By REBECCA ISENHART
NISKAYUNA — Seventeen-year-old Samir Menon, a senior at Niskayuna High School, is months away from becoming a published author.
He started his book, an instructional text about a programming platform called node.js, without even realizing it.
Menon spent this past summer in an apartment in Boston, trying new things like woodworking during the day and taking classes in cryptography at MIT during the evenings.
“Cryptography is keeping secrets on a computer,” he said helpfully. These sorts of no-nonsense explanations are what make him the go-to guy for his friends when they have technology questions.
While he was away, Menon got an email from a friend back at home in Niskayuna. The friend was looking for some resources to help him understand the node.js platform.
Always happy to help, Menon dug around for the information, but didn’t find anything he liked. He wrote his own explanation, instead. That email became the first chapter of the book he didn’t yet know he was going to write.
Even before his adventures at MIT, Menon was already ahead of the curve in the technological arena. In fact, his experience with node.js started much earlier.
A few years ago, he joined a competition called Startup Weekend, a contest during which each team tries to start a business in just 48 hours. Menon joined out of curiosity and quickly realized he was the only high schooler, and younger than most participants by about two decades.
“I was actually going to leave the first night,” he said. “It took a lot of courage to go there.”
He stuck it out and completed the weekend. His startup didn’t fare too well, but Menon made an important connection there: one of the partners at Troy Web Consulting. Not long after the event, he was hired at the technology firm.

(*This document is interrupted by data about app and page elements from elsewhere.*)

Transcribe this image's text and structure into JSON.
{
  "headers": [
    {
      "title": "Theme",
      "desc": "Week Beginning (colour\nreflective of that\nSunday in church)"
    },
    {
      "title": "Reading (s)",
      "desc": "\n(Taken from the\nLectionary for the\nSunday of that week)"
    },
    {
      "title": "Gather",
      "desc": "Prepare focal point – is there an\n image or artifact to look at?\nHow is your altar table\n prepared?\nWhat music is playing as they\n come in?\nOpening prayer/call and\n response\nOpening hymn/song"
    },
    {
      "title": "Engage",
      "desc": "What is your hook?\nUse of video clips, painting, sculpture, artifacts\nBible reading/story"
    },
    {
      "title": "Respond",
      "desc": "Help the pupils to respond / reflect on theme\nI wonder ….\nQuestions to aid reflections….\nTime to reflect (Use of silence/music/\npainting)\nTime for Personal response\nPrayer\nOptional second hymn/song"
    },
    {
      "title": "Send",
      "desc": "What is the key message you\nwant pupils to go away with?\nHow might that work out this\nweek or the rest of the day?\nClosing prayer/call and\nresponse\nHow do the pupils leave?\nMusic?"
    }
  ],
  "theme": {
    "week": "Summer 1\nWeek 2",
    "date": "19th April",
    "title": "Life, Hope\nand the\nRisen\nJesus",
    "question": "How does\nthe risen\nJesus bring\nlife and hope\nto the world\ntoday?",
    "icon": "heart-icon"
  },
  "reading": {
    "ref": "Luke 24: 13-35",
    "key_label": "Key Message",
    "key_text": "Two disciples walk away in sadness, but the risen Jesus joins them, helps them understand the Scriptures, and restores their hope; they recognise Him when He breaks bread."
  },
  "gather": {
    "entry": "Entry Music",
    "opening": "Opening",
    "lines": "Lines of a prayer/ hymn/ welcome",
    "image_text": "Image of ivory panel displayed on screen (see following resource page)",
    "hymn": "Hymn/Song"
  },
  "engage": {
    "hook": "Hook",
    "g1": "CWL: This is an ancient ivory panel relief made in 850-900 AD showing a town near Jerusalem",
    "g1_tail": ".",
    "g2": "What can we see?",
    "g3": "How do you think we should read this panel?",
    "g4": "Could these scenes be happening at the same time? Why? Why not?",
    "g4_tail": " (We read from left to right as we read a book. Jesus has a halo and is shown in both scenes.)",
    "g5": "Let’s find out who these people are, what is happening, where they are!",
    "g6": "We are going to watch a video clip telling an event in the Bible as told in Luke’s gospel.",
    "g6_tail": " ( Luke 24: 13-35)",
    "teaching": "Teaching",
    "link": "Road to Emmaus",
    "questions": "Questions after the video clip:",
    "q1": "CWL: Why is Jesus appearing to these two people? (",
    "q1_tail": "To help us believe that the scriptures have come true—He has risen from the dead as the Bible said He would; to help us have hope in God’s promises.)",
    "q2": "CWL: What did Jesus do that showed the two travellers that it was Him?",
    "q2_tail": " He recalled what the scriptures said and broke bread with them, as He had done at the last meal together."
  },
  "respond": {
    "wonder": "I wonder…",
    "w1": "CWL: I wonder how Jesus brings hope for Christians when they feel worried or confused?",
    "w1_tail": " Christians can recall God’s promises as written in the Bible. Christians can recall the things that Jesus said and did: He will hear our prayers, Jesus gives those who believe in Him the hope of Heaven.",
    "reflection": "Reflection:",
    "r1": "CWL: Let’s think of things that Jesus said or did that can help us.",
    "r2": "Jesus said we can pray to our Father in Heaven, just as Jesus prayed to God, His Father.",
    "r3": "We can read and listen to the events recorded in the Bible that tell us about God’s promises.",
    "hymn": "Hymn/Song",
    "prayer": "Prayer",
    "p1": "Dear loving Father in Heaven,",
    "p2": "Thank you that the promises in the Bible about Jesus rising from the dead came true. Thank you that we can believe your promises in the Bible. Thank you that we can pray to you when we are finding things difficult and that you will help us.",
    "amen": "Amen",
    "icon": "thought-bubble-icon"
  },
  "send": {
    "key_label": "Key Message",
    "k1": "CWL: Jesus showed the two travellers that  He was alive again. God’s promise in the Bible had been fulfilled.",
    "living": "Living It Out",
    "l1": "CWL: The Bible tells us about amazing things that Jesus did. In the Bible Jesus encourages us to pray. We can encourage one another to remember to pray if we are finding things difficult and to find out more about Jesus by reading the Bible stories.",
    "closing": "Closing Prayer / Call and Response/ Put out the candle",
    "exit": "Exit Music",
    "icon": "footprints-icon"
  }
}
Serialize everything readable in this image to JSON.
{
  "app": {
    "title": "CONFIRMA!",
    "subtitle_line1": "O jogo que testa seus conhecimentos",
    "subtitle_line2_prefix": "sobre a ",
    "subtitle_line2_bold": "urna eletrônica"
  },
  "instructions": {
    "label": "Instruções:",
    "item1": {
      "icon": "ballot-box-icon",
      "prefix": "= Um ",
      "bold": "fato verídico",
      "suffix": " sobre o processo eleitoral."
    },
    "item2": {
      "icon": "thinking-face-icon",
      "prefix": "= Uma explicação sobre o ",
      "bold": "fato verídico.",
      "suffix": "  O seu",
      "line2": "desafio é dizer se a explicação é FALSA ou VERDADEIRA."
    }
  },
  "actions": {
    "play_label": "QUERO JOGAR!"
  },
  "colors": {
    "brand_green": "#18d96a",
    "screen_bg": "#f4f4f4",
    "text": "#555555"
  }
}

Since then, Menon has built websites for numerous clients. He saved up enough money to pay for his own summer classes at MIT last summer. On top of all that, his job made him an expert in node.js.
Menon said even someone as young as he is can be an expert when it comes to the platform, because it’s been around for only about four years. He’s been using node.js, which is designed to help programmers create complex, multifunctional websites, almost since it was introduced.
“Nobody can say they have 20 years’ experience,” he said.
To be fair, he’s got as much technological experience as any 17-year-old could hope for. He started creating video games using a drag-and-drop design tool called “Game Maker” when he was very young. He said his parents always encouraged him to keep exploring technology, even though they don’t completely understand it themselves.
Due out in April
Menon’s expansive interests led him to the publishing company he now contracts with, No Starch Press. Their slogan boasts that they produce “the finest in geek entertainment,” and that certainly describes the book that connected Menon to the company.
In the back of the book, there was a page that invited new authors to pitch book ideas. Menon realized he had one.
He pitched the company. He sent samples. Before long, in August, he signed a contract.
The book is set for release in April, and Menon is hard at work on it now.
He likes to write in the afternoon, after lunch and some time socializing with his parents and his 11-year-old brother, Rohan.
Of course, that’s when he’s not participating in Model United Nations or working on homework. Menon said he loves to learn, especially about history, philosophy, and other subjects that have little to do with computers.
When it comes to college, Menon is interested in schools in California, especially, like UCLA, Stanford and UC Berkeley. He also likes MIT. But even after completing several interviews, Menon is laid-back about the process.
“I’m not terribly concerned about it,” he said. “What happens will happen.”
Despite so much on the horizon, Menon said he’s most excited for the present. He’s dedicating his energy to making the most of his senior year, socially and academically.
“I’m excited for life,” he said.